• [Task objective]
For each line below, write it out exactly as it appears.

• [Excerpts from an interface dataset]
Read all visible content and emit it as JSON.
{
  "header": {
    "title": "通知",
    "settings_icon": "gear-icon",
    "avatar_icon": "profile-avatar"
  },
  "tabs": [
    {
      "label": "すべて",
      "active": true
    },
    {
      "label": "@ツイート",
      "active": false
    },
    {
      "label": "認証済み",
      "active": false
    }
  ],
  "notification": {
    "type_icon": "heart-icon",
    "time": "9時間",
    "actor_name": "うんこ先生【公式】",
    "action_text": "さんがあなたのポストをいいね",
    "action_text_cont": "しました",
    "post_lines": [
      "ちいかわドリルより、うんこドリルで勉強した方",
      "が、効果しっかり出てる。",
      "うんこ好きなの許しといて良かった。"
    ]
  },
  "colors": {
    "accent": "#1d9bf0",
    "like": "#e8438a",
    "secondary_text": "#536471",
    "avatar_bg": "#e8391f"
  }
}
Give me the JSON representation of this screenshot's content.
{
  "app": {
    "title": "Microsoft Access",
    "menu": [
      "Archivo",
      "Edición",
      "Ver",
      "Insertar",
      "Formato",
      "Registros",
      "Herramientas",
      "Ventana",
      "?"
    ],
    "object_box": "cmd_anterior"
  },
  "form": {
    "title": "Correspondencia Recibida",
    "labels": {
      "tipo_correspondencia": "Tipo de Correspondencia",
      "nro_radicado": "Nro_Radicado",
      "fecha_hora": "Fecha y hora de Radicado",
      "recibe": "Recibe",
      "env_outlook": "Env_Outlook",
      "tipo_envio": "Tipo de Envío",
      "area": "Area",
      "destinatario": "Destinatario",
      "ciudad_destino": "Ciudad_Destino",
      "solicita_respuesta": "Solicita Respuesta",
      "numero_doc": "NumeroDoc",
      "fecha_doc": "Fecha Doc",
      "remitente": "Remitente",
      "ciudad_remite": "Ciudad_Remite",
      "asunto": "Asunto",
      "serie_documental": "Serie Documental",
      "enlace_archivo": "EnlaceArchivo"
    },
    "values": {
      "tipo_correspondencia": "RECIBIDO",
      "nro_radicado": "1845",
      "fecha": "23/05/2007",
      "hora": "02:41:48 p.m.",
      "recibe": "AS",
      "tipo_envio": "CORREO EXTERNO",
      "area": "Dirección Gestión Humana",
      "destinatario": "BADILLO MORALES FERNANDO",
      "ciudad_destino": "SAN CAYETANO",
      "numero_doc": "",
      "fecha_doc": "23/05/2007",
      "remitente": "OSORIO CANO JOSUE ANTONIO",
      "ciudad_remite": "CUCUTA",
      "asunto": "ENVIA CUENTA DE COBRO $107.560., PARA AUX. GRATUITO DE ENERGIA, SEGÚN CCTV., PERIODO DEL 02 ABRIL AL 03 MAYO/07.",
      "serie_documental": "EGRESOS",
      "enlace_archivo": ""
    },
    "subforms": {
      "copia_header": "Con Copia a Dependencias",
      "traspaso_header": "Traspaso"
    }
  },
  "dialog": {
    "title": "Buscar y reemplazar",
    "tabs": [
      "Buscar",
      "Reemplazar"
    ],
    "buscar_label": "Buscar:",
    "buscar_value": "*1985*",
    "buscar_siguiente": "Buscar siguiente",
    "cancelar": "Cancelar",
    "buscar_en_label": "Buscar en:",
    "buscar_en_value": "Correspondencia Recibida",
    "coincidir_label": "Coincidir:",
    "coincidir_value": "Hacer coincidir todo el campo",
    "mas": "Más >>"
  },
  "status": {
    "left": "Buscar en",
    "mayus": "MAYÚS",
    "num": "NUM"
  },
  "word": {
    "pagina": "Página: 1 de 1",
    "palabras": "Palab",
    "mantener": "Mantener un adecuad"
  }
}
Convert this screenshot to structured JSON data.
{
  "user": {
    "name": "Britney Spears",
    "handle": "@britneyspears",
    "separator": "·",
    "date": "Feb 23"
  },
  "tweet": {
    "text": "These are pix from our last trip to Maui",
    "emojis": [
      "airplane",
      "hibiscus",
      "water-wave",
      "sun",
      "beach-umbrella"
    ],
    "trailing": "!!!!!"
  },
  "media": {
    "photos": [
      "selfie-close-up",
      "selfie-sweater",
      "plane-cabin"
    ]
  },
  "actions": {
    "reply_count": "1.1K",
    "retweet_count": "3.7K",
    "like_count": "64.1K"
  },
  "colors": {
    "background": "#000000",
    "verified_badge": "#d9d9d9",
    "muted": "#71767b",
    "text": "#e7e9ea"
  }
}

• [Expected answer]
Read all visible content and emit it as JSON.
{
  "header": {
    "title": "通知",
    "settings_icon": "gear-icon",
    "avatar_icon": "profile-avatar"
  },
  "tabs": [
    {
      "label": "すべて",
      "active": true
    },
    {
      "label": "@ツイート",
      "active": false
    },
    {
      "label": "認証済み",
      "active": false
    }
  ],
  "notification": {
    "type_icon": "heart-icon",
    "time": "9時間",
    "actor_name": "うんこ先生【公式】",
    "action_text": "さんがあなたのポストをいいね",
    "action_text_cont": "しました",
    "post_lines": [
      "ちいかわドリルより、うんこドリルで勉強した方",
      "が、効果しっかり出てる。",
      "うんこ好きなの許しといて良かった。"
    ]
  },
  "colors": {
    "accent": "#1d9bf0",
    "like": "#e8438a",
    "secondary_text": "#536471",
    "avatar_bg": "#e8391f"
  }
}
Give me the JSON representation of this screenshot's content.
{
  "app": {
    "title": "Microsoft Access",
    "menu": [
      "Archivo",
      "Edición",
      "Ver",
      "Insertar",
      "Formato",
      "Registros",
      "Herramientas",
      "Ventana",
      "?"
    ],
    "object_box": "cmd_anterior"
  },
  "form": {
    "title": "Correspondencia Recibida",
    "labels": {
      "tipo_correspondencia": "Tipo de Correspondencia",
      "nro_radicado": "Nro_Radicado",
      "fecha_hora": "Fecha y hora de Radicado",
      "recibe": "Recibe",
      "env_outlook": "Env_Outlook",
      "tipo_envio": "Tipo de Envío",
      "area": "Area",
      "destinatario": "Destinatario",
      "ciudad_destino": "Ciudad_Destino",
      "solicita_respuesta": "Solicita Respuesta",
      "numero_doc": "NumeroDoc",
      "fecha_doc": "Fecha Doc",
      "remitente": "Remitente",
      "ciudad_remite": "Ciudad_Remite",
      "asunto": "Asunto",
      "serie_documental": "Serie Documental",
      "enlace_archivo": "EnlaceArchivo"
    },
    "values": {
      "tipo_correspondencia": "RECIBIDO",
      "nro_radicado": "1845",
      "fecha": "23/05/2007",
      "hora": "02:41:48 p.m.",
      "recibe": "AS",
      "tipo_envio": "CORREO EXTERNO",
      "area": "Dirección Gestión Humana",
      "destinatario": "BADILLO MORALES FERNANDO",
      "ciudad_destino": "SAN CAYETANO",
      "numero_doc": "",
      "fecha_doc": "23/05/2007",
      "remitente": "OSORIO CANO JOSUE ANTONIO",
      "ciudad_remite": "CUCUTA",
      "asunto": "ENVIA CUENTA DE COBRO $107.560., PARA AUX. GRATUITO DE ENERGIA, SEGÚN CCTV., PERIODO DEL 02 ABRIL AL 03 MAYO/07.",
      "serie_documental": "EGRESOS",
      "enlace_archivo": ""
    },
    "subforms": {
      "copia_header": "Con Copia a Dependencias",
      "traspaso_header": "Traspaso"
    }
  },
  "dialog": {
    "title": "Buscar y reemplazar",
    "tabs": [
      "Buscar",
      "Reemplazar"
    ],
    "buscar_label": "Buscar:",
    "buscar_value": "*1985*",
    "buscar_siguiente": "Buscar siguiente",
    "cancelar": "Cancelar",
    "buscar_en_label": "Buscar en:",
    "buscar_en_value": "Correspondencia Recibida",
    "coincidir_label": "Coincidir:",
    "coincidir_value": "Hacer coincidir todo el campo",
    "mas": "Más >>"
  },
  "status": {
    "left": "Buscar en",
    "mayus": "MAYÚS",
    "num": "NUM"
  },
  "word": {
    "pagina": "Página: 1 de 1",
    "palabras": "Palab",
    "mantener": "Mantener un adecuad"
  }
}
Convert this screenshot to structured JSON data.
{
  "user": {
    "name": "Britney Spears",
    "handle": "@britneyspears",
    "separator": "·",
    "date": "Feb 23"
  },
  "tweet": {
    "text": "These are pix from our last trip to Maui",
    "emojis": [
      "airplane",
      "hibiscus",
      "water-wave",
      "sun",
      "beach-umbrella"
    ],
    "trailing": "!!!!!"
  },
  "media": {
    "photos": [
      "selfie-close-up",
      "selfie-sweater",
      "plane-cabin"
    ]
  },
  "actions": {
    "reply_count": "1.1K",
    "retweet_count": "3.7K",
    "like_count": "64.1K"
  },
  "colors": {
    "background": "#000000",
    "verified_badge": "#d9d9d9",
    "muted": "#71767b",
    "text": "#e7e9ea"
  }
}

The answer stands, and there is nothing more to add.